Technical Program

Paper Detail

Paper: PS-1B.41
Session: Poster Session 1B
Location: Symphony/Overture
Session Time: Thursday, September 6, 18:45 - 20:45
Presentation Time:Thursday, September 6, 18:45 - 20:45
Presentation: Poster
Publication: 2018 Conference on Cognitive Computational Neuroscience, 5-8 September 2018, Philadelphia, Pennsylvania
Paper Title: A Perceptual Confirmation Bias from Approximate Online Inference
Manuscript:  Click here to view manuscript
Authors: Richard Lange, Ankani Chattoraj, Matthew Hochberg, University of Rochester, United States; Jeffrey Beck, Duke University, United States; Jacob Yates, Ralf Haefner, University of Rochester, United States

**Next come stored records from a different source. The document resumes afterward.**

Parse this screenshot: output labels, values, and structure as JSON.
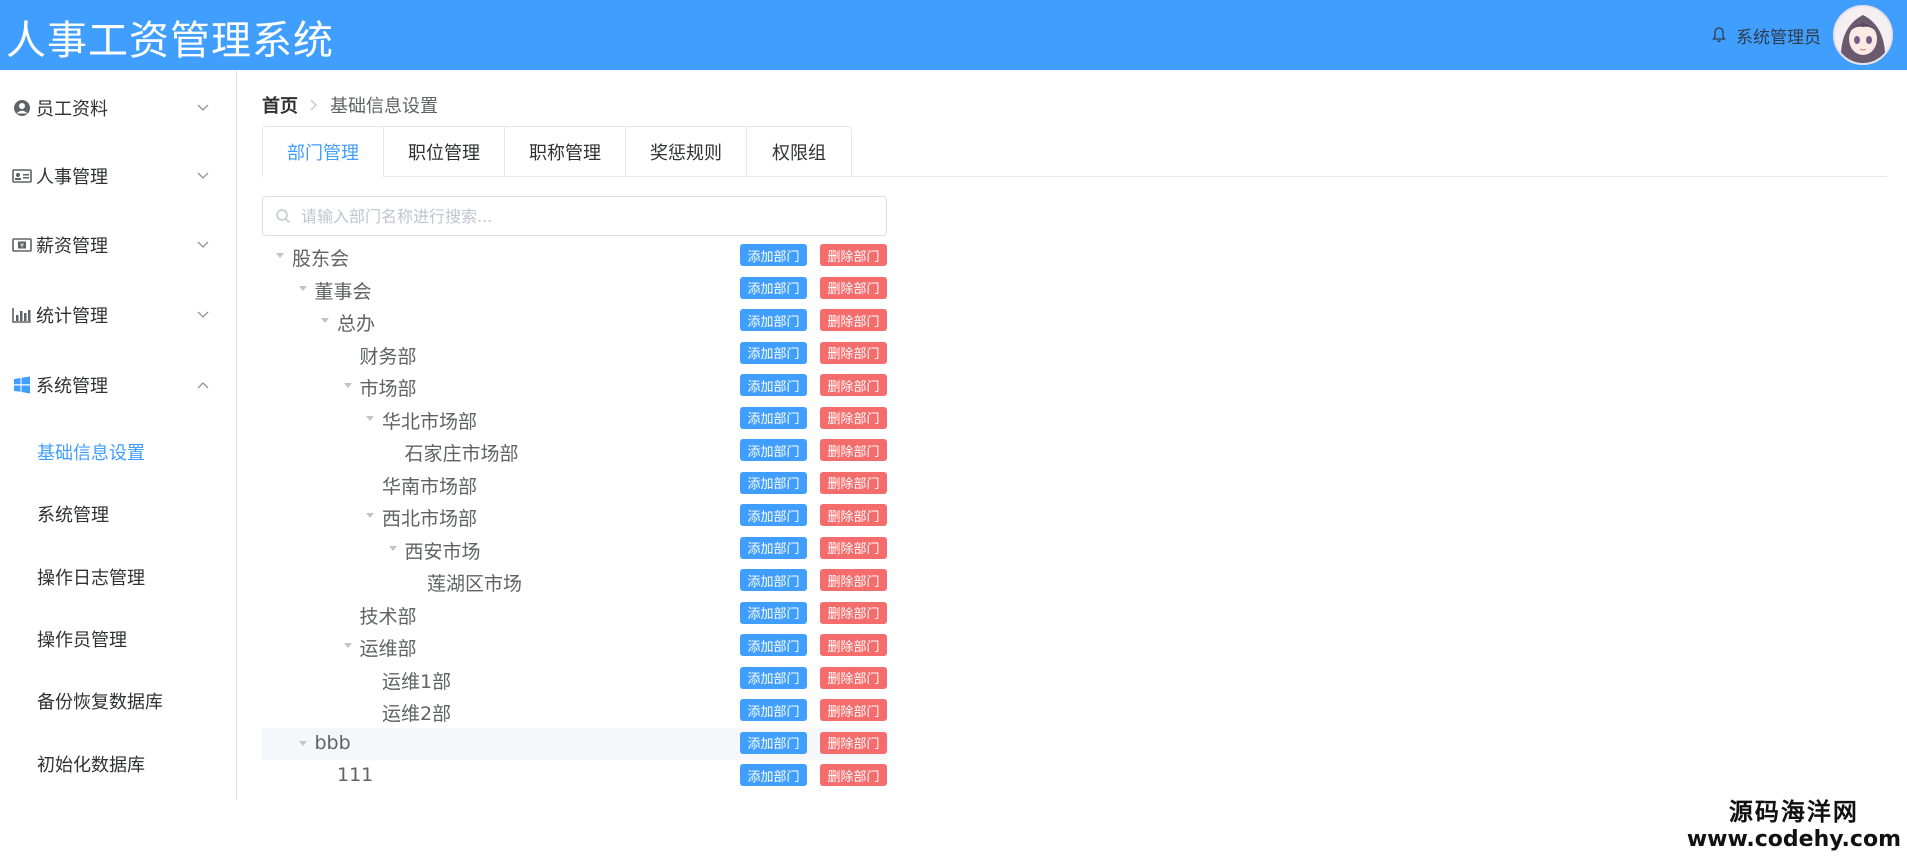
{
  "app": {
    "title": "人事工资管理系统",
    "user_name": "系统管理员"
  },
  "sidebar": {
    "menus": [
      {
        "label": "员工资料",
        "icon": "user-circle-icon",
        "expanded": false
      },
      {
        "label": "人事管理",
        "icon": "id-card-icon",
        "expanded": false
      },
      {
        "label": "薪资管理",
        "icon": "money-icon",
        "expanded": false
      },
      {
        "label": "统计管理",
        "icon": "bar-chart-icon",
        "expanded": false
      },
      {
        "label": "系统管理",
        "icon": "windows-icon",
        "expanded": true
      }
    ],
    "sub_items": [
      {
        "label": "基础信息设置",
        "active": true
      },
      {
        "label": "系统管理",
        "active": false
      },
      {
        "label": "操作日志管理",
        "active": false
      },
      {
        "label": "操作员管理",
        "active": false
      },
      {
        "label": "备份恢复数据库",
        "active": false
      },
      {
        "label": "初始化数据库",
        "active": false
      }
    ]
  },
  "breadcrumb": {
    "home": "首页",
    "current": "基础信息设置"
  },
  "tabs": [
    {
      "label": "部门管理",
      "active": true
    },
    {
      "label": "职位管理",
      "active": false
    },
    {
      "label": "职称管理",
      "active": false
    },
    {
      "label": "奖惩规则",
      "active": false
    },
    {
      "label": "权限组",
      "active": false
    }
  ],
  "search": {
    "placeholder": "请输入部门名称进行搜索...",
    "value": ""
  },
  "tree": {
    "add_label": "添加部门",
    "delete_label": "删除部门",
    "nodes": [
      {
        "label": "股东会",
        "level": 0,
        "has_children": true
      },
      {
        "label": "董事会",
        "level": 1,
        "has_children": true
      },
      {
        "label": "总办",
        "level": 2,
        "has_children": true
      },
      {
        "label": "财务部",
        "level": 3,
        "has_children": false
      },
      {
        "label": "市场部",
        "level": 3,
        "has_children": true
      },
      {
        "label": "华北市场部",
        "level": 4,
        "has_children": true
      },
      {
        "label": "石家庄市场部",
        "level": 5,
        "has_children": false
      },
      {
        "label": "华南市场部",
        "level": 4,
        "has_children": false
      },
      {
        "label": "西北市场部",
        "level": 4,
        "has_children": true
      },
      {
        "label": "西安市场",
        "level": 5,
        "has_children": true
      },
      {
        "label": "莲湖区市场",
        "level": 6,
        "has_children": false
      },
      {
        "label": "技术部",
        "level": 3,
        "has_children": false
      },
      {
        "label": "运维部",
        "level": 3,
        "has_children": true
      },
      {
        "label": "运维1部",
        "level": 4,
        "has_children": false
      },
      {
        "label": "运维2部",
        "level": 4,
        "has_children": false
      },
      {
        "label": "bbb",
        "level": 1,
        "has_children": true
      },
      {
        "label": "111",
        "level": 2,
        "has_children": false
      }
    ]
  },
  "watermark": {
    "text": "源码海洋网",
    "url": "www.codehy.com"
  },
  "colors": {
    "primary": "#409eff",
    "danger": "#f56c6c",
    "header": "#409eff"
  }
}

Abstract: The mechanisms underlying evidence accumulation in perceptual decision-making tasks have been the subject of much research. However, existing studies differ in their conclusions on whether the brain weighs evidence optimally over time, or whether it exhibits biases towards evidence presented early (primacy) or later (recency) in the trial. We resolve this discrepancy in the literature by proposing that previous tasks differ in how task-relevant information in the stimulus is partitioned into "sensory information" and "category information." We demonstrate that similar stimulus-dependent biases arise naturally in two common models of approximate inference: neural sampling-based inference, and parametric inference (Variational Bayes). Finally, we test our model by designing a psychophysics task that systematically trades off these two sources of uncertainty in the stimulus against each other while keeping all other aspects of the task the same. We find that subjects' evidence-weighting strategies change in the predicted direction and in a highly robust fashion, individually significant for every one of our 10 subjects.